“I love this stuff,” gushes Dee Broughton, a food writer and recipe developer for Gimme From Scratch, a blog that provides tips, inspiration and recipes to help families cook at home. Broughton says cornstarch is particularly useful for thickening sauce, gravy and soup — but she also uses it to thicken desserts like pudding, as well as for pan frying meats, seafood and vegetables. “It’s such a versatile ingredient, and I don’t go even just a few days without using it,” she says.
Pesto isn’t just for pasta, says Steve Chiappetti, the executive chef of The Albert restaurant in Chicago.

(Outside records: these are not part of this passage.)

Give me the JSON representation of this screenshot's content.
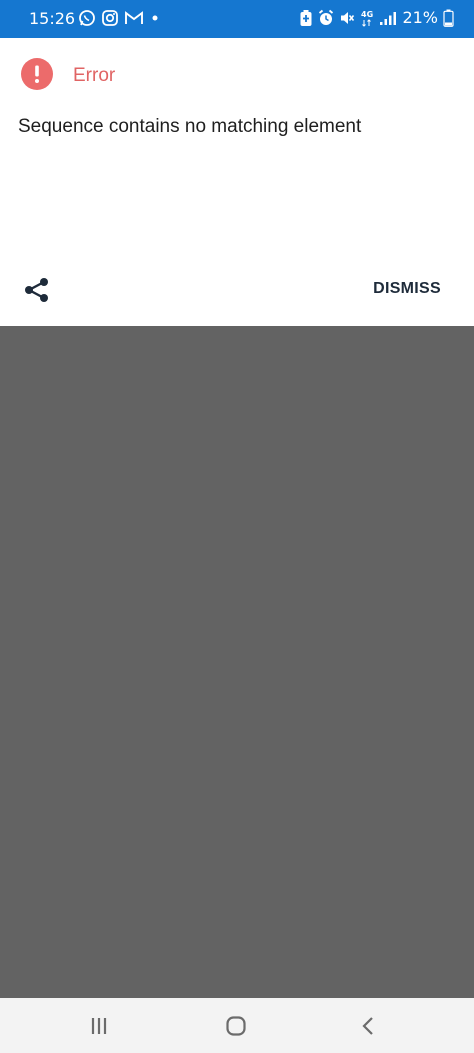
{
  "status_bar": {
    "time": "15:26",
    "left_icons": [
      "whatsapp-icon",
      "instagram-icon",
      "gmail-icon",
      "dot-icon"
    ],
    "right_icons": [
      "battery-saver-icon",
      "alarm-icon",
      "mute-icon",
      "network-4g-icon",
      "signal-icon"
    ],
    "network_label": "4G",
    "battery_text": "21%",
    "background_color": "#1577d0"
  },
  "dialog": {
    "title": "Error",
    "title_color": "#e06464",
    "icon": "error-exclamation-icon",
    "icon_color": "#ec6b6b",
    "message": "Sequence contains no matching element",
    "share_icon": "share-icon",
    "dismiss_label": "DISMISS"
  },
  "scrim_color": "#636363",
  "nav_bar": {
    "buttons": [
      "recent-apps-icon",
      "home-icon",
      "back-icon"
    ]
  }
}
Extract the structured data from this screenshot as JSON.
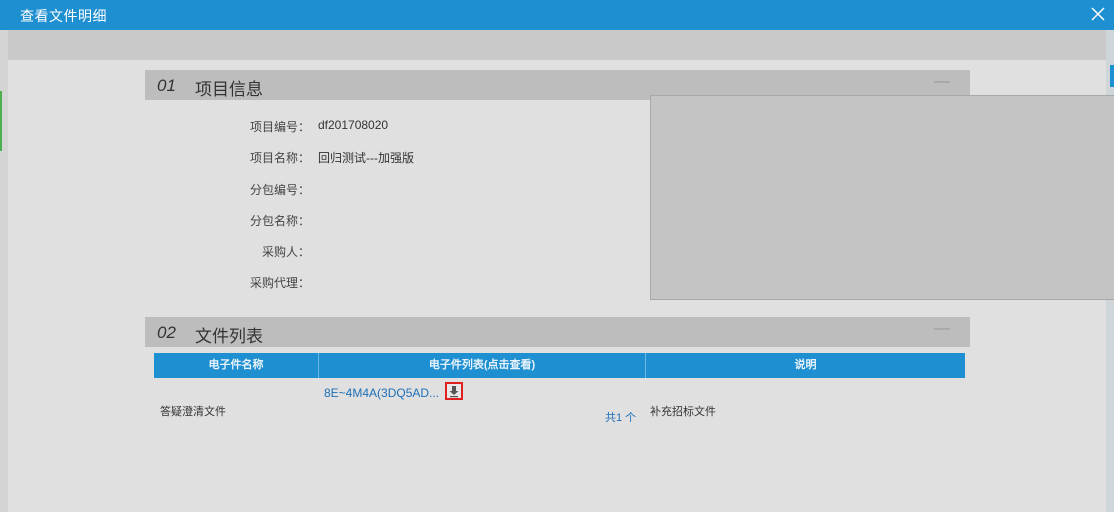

Rub pesto sauce generously on your steak or chicken just before roasting in the oven, or popping them on the grill, Chiappetti says. You can also drizzle pesto on salmon after you’ve finished cooking, he says.
Honey has the ability to provide just the right amount of sweetness, Chiappetti says. You can use it as a base for salad dressing or even add it to mustard and sriracha for an unforgettable chicken glaze. “I’ll often drizzle honey on a crostini bite smothered with ricotta, which is a big crowd-pleaser when entertaining at home,” he says. You can also drizzle honey on a lemon pound cake, or use it to take any flavors over the top.
If a soup or sauce is lacking a little oomph, Jennifer Pallian, a registered dietitian and food scientist in Vancouver, says she often sneaks in a bit of soy sauce instead of defaulting to salt. “Rich in naturally occurring glutamates, soy sauce imparts a deep umami flavor,” she says. If you only use a teaspoon or so, it is imperceptible as soy sauce in a dish — but it takes gravy, chicken noodle soup or even macaroni and cheese to the next level in a fantastic way, Pallian says.
Which of the above staples do YOU always keep on hand? Let us know in the comments below.